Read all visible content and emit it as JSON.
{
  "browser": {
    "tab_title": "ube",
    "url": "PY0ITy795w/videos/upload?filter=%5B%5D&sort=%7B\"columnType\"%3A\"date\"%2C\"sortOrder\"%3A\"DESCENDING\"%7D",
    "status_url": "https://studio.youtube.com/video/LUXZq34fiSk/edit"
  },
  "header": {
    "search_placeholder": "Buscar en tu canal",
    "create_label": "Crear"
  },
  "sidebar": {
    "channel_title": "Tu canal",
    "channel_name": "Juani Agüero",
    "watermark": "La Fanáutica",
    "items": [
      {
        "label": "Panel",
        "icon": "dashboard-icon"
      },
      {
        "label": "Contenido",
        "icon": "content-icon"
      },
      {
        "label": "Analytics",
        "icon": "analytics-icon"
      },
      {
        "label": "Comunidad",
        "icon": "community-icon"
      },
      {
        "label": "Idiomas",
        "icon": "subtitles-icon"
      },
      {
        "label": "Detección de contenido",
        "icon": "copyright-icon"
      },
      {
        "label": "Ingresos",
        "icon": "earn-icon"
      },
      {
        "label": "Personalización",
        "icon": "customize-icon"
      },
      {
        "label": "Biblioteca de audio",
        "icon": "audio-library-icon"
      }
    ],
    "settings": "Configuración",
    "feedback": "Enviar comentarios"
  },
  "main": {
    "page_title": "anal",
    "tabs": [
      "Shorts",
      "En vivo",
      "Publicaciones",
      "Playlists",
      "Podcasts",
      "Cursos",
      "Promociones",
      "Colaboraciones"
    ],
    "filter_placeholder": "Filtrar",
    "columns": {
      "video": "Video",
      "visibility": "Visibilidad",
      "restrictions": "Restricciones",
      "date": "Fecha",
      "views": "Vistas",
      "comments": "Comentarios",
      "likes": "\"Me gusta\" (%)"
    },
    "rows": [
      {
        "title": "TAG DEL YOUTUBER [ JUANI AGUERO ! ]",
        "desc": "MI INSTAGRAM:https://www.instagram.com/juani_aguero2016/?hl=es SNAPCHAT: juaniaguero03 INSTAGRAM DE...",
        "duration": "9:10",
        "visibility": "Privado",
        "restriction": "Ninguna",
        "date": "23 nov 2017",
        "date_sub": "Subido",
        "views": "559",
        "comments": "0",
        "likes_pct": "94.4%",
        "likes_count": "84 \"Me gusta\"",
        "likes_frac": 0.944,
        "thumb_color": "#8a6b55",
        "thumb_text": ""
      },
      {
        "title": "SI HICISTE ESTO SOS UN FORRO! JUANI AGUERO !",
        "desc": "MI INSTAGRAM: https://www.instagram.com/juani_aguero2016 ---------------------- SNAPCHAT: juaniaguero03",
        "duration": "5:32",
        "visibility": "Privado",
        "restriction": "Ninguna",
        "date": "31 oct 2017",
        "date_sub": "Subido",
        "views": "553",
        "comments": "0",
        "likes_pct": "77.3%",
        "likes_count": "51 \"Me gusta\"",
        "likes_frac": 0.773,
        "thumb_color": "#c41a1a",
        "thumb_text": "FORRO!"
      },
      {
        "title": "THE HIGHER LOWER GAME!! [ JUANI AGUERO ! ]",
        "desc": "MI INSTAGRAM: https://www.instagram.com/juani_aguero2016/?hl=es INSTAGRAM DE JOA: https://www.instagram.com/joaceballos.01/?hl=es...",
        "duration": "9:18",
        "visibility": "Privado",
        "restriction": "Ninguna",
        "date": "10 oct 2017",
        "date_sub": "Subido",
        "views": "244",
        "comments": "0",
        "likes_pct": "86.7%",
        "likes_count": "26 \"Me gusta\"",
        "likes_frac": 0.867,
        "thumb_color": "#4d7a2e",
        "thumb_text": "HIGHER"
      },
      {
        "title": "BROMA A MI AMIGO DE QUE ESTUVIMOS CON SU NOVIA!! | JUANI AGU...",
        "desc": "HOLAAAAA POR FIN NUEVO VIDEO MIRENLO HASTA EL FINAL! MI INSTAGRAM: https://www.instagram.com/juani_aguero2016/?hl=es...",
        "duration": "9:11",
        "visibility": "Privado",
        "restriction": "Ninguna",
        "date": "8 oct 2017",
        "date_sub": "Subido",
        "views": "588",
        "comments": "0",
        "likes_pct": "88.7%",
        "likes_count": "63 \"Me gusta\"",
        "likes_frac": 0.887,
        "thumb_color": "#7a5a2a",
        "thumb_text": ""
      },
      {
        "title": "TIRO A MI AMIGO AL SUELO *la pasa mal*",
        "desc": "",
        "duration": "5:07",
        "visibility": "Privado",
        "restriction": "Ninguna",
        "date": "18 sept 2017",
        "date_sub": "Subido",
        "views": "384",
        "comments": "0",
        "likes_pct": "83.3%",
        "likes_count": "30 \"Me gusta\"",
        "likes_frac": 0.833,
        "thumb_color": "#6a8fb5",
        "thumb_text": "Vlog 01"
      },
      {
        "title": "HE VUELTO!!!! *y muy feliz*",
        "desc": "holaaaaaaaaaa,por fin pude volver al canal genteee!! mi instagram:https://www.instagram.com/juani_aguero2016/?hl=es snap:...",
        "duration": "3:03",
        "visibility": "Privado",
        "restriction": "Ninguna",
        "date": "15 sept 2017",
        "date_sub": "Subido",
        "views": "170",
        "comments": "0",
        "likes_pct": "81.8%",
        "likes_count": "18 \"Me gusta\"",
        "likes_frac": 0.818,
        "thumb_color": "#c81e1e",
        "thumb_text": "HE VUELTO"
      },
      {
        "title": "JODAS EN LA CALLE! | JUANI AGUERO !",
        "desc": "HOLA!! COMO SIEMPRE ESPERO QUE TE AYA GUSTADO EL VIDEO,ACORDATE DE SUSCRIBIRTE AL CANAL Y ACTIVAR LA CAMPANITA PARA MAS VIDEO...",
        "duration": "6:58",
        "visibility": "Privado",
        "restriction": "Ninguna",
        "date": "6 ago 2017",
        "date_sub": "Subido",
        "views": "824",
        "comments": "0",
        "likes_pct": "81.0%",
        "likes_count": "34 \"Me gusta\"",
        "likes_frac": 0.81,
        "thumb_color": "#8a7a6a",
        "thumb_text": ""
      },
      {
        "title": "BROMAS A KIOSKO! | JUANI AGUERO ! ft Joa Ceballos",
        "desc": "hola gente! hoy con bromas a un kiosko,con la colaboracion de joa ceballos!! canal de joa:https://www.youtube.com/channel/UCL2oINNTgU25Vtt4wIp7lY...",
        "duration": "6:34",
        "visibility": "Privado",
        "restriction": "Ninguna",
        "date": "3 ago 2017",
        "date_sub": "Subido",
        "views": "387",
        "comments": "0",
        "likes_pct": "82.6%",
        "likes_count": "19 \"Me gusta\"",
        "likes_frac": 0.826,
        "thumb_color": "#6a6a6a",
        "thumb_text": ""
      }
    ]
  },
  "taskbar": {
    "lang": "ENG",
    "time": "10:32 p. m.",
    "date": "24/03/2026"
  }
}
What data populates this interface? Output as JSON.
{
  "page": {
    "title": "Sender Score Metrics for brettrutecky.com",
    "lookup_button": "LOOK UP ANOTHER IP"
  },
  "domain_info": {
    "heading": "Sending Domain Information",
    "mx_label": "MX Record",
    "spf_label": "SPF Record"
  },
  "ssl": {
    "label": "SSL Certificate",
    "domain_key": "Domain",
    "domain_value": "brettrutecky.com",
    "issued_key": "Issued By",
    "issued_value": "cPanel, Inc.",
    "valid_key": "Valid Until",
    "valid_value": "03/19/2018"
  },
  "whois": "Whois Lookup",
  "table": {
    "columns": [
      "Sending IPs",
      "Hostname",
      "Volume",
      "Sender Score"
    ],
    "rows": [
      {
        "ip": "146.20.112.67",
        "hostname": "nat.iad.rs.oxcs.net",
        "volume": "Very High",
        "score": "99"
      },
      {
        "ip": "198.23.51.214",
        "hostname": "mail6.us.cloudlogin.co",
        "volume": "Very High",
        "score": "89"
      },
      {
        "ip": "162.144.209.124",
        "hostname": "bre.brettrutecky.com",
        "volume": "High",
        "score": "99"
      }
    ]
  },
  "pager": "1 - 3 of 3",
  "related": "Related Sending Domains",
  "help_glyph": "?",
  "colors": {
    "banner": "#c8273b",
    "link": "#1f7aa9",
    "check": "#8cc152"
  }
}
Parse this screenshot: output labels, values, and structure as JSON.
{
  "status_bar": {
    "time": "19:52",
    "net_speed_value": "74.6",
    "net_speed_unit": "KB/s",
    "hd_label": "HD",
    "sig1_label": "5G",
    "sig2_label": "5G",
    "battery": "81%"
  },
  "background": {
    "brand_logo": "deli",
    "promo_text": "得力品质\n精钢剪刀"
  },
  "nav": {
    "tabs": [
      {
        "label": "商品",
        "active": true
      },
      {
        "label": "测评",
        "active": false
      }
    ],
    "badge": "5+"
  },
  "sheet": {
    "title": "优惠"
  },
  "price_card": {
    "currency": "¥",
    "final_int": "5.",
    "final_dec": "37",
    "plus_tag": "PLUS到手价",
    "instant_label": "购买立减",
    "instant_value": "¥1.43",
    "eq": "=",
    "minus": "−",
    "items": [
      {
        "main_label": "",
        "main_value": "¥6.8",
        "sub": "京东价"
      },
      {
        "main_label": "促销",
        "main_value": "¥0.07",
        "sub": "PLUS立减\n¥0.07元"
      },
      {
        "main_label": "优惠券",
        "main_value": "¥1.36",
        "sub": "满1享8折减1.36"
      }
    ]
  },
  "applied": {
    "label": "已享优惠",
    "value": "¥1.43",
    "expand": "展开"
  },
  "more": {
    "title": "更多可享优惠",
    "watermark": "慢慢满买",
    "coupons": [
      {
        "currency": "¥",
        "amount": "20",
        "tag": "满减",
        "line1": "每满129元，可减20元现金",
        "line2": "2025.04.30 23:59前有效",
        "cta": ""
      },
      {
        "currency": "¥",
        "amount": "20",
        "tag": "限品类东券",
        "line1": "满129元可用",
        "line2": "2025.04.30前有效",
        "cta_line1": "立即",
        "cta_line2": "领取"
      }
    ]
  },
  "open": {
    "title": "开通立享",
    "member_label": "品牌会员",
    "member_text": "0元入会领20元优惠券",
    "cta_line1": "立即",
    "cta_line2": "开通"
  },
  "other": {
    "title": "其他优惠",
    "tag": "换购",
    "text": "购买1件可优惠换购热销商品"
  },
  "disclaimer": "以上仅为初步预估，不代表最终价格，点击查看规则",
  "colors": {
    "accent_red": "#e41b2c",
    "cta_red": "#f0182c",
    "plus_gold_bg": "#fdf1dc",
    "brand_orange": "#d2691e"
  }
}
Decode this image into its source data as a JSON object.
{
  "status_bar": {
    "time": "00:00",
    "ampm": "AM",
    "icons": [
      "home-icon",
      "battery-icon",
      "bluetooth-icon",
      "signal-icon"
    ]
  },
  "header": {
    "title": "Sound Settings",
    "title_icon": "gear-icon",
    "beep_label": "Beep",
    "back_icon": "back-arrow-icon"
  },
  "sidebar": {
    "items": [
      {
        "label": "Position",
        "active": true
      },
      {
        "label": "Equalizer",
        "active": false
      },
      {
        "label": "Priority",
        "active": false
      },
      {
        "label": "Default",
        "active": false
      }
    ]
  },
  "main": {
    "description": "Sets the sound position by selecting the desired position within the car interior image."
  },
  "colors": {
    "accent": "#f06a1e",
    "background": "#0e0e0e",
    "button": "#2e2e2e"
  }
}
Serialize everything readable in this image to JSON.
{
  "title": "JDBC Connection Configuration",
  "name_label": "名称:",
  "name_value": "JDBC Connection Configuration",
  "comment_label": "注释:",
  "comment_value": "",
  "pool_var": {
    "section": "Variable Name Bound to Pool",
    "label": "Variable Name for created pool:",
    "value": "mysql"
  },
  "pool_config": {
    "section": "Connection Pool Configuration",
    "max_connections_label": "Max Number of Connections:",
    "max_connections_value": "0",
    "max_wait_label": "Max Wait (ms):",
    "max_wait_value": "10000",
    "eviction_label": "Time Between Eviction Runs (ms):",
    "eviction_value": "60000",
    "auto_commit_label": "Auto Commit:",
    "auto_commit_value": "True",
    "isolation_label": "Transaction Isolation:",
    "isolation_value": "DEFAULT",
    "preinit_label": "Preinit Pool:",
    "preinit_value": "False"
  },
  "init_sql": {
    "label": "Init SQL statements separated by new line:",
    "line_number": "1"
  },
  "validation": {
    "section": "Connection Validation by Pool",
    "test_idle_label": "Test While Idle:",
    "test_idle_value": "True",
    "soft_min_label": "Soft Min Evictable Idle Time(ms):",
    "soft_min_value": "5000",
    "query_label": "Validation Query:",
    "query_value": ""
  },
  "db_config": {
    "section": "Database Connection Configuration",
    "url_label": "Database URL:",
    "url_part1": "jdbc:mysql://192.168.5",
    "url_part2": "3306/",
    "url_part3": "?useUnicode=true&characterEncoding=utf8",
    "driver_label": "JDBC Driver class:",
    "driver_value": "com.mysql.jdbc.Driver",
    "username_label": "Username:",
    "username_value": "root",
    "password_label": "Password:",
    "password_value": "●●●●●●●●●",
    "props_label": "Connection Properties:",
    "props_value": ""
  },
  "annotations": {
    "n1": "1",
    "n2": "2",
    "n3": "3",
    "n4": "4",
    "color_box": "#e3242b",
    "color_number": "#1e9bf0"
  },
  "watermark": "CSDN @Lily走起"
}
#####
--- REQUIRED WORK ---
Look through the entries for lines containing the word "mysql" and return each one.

--- ANSWER FOR THIS EXERCISE ---
    "value": "mysql"
    "url_part1": "jdbc:mysql://192.168.5",
    "driver_value": "com.mysql.jdbc.Driver",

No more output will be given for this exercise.